Blackstone's Ken Caplan: Distress Deals Are Coming, Just Not Overnight
Blackstone, one of the world's largest owners of real estate, is far from inactive, but it's also playing a waiting game of sorts. Blackstone Global co-Head of Real Estate Ken Caplan said the private equity giant knows from experience that the type of distress deals that helped elevate it to new heights coming out of the last recession don't unfold overnight.
"If you go back to the [Great Financial Crisis], it took a couple years before that activity really picked up in terms of what you think of as traditional investment opportunities, but I think we're going to see things coming up over time," Caplan said on a Bisnow webinar Thursday.
"There is sometimes this expectation there's a shock or crisis, and then the next day you can buy anything you want at like half-price," he said. "That isn't really how it works."
Blackstone navigated the last recession and aftershock and turned a handsome profit, eventually coming out as one of the world's largest property owners.
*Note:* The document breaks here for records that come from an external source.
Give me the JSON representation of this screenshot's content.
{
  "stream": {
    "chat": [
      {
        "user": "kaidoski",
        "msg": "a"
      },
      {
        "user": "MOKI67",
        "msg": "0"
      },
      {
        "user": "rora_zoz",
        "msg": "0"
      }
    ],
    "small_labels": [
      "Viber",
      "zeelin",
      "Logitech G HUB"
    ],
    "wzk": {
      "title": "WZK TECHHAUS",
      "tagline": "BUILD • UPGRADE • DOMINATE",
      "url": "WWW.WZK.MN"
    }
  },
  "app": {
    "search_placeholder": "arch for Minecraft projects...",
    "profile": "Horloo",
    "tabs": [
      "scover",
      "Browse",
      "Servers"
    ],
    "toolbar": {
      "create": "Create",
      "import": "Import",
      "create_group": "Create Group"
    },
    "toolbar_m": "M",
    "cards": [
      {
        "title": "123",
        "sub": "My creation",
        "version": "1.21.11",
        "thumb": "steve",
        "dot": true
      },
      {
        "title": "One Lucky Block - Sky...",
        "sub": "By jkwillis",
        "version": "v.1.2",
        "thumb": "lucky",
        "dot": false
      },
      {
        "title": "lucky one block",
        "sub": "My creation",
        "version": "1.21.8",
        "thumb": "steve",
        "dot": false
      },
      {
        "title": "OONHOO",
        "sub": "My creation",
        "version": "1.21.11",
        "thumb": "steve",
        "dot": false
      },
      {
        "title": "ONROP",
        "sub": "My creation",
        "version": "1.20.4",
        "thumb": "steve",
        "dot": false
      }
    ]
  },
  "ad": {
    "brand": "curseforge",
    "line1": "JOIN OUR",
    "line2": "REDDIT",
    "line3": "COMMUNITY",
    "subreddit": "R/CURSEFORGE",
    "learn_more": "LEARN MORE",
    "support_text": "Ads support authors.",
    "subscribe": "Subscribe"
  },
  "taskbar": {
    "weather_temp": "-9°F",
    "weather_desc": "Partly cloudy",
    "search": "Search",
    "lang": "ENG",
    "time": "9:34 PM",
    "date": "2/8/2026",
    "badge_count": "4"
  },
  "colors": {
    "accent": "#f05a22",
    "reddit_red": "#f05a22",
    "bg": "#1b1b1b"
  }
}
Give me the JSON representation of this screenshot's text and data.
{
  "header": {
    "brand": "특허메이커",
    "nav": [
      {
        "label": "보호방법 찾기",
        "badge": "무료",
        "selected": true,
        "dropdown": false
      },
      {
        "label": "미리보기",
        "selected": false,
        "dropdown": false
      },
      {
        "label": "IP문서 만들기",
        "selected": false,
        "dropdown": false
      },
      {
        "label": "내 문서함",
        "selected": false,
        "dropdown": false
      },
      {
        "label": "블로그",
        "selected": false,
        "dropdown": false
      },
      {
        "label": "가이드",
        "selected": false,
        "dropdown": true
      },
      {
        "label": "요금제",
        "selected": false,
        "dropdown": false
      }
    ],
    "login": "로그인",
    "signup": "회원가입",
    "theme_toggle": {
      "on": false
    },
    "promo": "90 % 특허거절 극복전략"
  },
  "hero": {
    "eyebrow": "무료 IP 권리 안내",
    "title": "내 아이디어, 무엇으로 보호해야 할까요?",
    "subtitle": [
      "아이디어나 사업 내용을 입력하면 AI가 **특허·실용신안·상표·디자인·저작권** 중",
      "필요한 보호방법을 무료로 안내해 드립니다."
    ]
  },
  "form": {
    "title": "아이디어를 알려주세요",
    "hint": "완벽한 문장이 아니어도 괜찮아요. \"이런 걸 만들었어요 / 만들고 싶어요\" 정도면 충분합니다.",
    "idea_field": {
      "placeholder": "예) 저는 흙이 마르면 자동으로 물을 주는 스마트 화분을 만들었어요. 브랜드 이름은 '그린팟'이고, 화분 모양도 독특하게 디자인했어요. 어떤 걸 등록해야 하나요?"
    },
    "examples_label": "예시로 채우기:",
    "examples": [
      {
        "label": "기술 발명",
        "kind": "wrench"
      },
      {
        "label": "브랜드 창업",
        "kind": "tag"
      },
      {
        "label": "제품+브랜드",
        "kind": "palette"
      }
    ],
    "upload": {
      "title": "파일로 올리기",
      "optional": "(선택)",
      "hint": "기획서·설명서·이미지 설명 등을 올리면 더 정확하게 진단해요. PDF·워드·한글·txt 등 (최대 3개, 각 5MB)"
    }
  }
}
Bets like its $39B acquisition of Equity Office Properties in 2007 and $10B spent on home rentals starting in 2012 have paid off, and the company now has a real estate portfolio valued at over $300B. Caplan leads Blackstone's global real estate team alongside Kathleen McCarthy, which has about 600 employees.
Amid the throes of the coronavirus pandemic, the company remains active. In one of the largest U.S. deals since March, it acquired a 49% interest in a $1.65B joint venture with Hudson Pacific Properties that owns 2.2M SF studio facilities and Class-A office buildings.
On the webinar, Caplan said he had just left a review committee meeting in which three new investments were approved, one of which was an urban logistics portfolio.
Caplan said he anticipates the uncertainty tied to once-bankable assets like offices and hotels to present plenty of opportunities in the coming months and years.
“I’m highly confident, given what we’re seeing and what our pipeline is now, that we’re going to see a lot of opportunities to invest across the real estate space, particularly in these areas that have been more disrupted and where there are more questions about," he said.
There are also likely impending opportunities in retail and hospitality, he said, as the sectors have been particularly damaged — but not uniformly.
“There are also opportunities that do get created from an entire sector being painted with a broad brush and being able to look through that into where there might be greater strength and opportunity," he said, going on to talk about grocery-anchored shopping centers and home-improvement retail.
Distress aside, Caplan said Blackstone has "even stronger convictions" for distribution centers, life sciences space and certain rental housing, especially U.S. suburban garden-style properties.
On the residential front, the company has returned to the rental housing market by leading a $300M investment into Tricon Residential, an owner of more than 30,000 units across the U.S. Just this week, the company was in talks with Summit Communities to acquire about 40 mobile-home parks for $550M, Bloomberg reported Monday.
Caplan said Blackstone's investments are more targeted than the company's scale — it has $167B of investor capital under management — leads some to believe.
“We get a lot of data out of that portfolio that informs how we see the markets, how we see investment opportunities and, for us, developing our convictions, because despite that scale of capital, we don’t just dribble a little bit of capital across the entire market," Caplan said. "We focus on where we have that highest conviction."
Blackstone's real estate strategy helped lead it to a bounceback second quarter after reporting a loss through the first three months of the year. In July, Blackstone Chief Financial Officer Michael Chae said in an earnings call about 80% of Blackstone's total real estate portfolio was "in sectors showing strong resiliency to COVID-related headwinds," attributing the performance to its logistics, residential and office assets.
Caplan pointed out logistics real estate and life sciences space as two prior focuses of the company that have been intensified by the pandemic.
The company has given a special level of attention to logistics real estate, which has grown in value in the last six months as other property types have stagnated or dropped. That is something Caplan said will continue, with an even greater focus on last-mile properties.
"We think there’s a growing recognition, but still not a full kind of recognition, of just how transformed this asset class has been," Caplan said.
In the last decade, Blackstone says it has bought over 1B SF of warehouse and logistics space around the world, and the sector now makes up about a third of its real estate portfolio. There is clearly tenant demand for last-mile, as well. Amazon alone is reportedly looking to amass a 1,500-strong portfolio of last-mile warehouses.
Blackstone is still a big believer in the purpose an office serves, Caplan said. But even that sector is facing questions about its utility post-pandemic makes for a captivating investment market, he said.
“To us, it's a really interesting investment environment because now you could have a different view on the future path of all these different areas," Caplan said.